The task:
Only lines with the word "this" belong in the answer; copy them from the records below.

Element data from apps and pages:
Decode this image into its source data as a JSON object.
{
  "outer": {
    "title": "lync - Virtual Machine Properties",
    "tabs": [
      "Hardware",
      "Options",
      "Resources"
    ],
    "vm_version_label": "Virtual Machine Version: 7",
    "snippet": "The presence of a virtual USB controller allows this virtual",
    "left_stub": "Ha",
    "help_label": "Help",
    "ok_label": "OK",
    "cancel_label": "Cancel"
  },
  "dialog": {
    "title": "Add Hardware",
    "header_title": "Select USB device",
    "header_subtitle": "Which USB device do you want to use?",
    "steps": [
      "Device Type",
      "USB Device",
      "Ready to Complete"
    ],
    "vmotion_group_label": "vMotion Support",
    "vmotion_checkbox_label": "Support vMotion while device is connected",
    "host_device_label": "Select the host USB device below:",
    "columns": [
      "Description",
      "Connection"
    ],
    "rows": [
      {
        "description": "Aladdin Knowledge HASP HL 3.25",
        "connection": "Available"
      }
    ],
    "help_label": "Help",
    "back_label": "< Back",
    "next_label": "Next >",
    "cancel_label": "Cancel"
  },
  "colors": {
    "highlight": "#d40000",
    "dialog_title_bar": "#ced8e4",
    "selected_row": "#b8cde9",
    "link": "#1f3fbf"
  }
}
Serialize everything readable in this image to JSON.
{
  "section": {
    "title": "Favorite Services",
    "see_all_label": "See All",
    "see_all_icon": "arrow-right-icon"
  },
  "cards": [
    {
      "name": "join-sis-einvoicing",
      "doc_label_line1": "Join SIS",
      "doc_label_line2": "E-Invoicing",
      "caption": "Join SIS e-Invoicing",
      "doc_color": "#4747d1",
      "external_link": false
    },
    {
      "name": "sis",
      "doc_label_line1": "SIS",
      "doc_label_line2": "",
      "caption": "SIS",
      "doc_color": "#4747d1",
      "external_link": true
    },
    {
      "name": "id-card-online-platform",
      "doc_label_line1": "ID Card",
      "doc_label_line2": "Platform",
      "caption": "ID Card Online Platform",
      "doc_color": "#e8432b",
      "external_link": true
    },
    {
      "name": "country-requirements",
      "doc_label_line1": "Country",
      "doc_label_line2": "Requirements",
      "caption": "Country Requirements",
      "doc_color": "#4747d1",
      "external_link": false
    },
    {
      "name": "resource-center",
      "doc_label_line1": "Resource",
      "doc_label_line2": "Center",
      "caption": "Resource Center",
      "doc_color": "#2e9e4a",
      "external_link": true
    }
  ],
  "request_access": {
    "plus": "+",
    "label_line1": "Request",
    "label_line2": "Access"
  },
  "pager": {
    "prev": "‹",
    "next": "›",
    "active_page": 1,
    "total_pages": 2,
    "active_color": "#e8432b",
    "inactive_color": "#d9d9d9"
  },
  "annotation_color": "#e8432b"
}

Written solution:
Decode this image into its source data as a JSON object.
    "snippet": "The presence of a virtual USB controller allows this virtual",
Serialize everything readable in this image to JSON.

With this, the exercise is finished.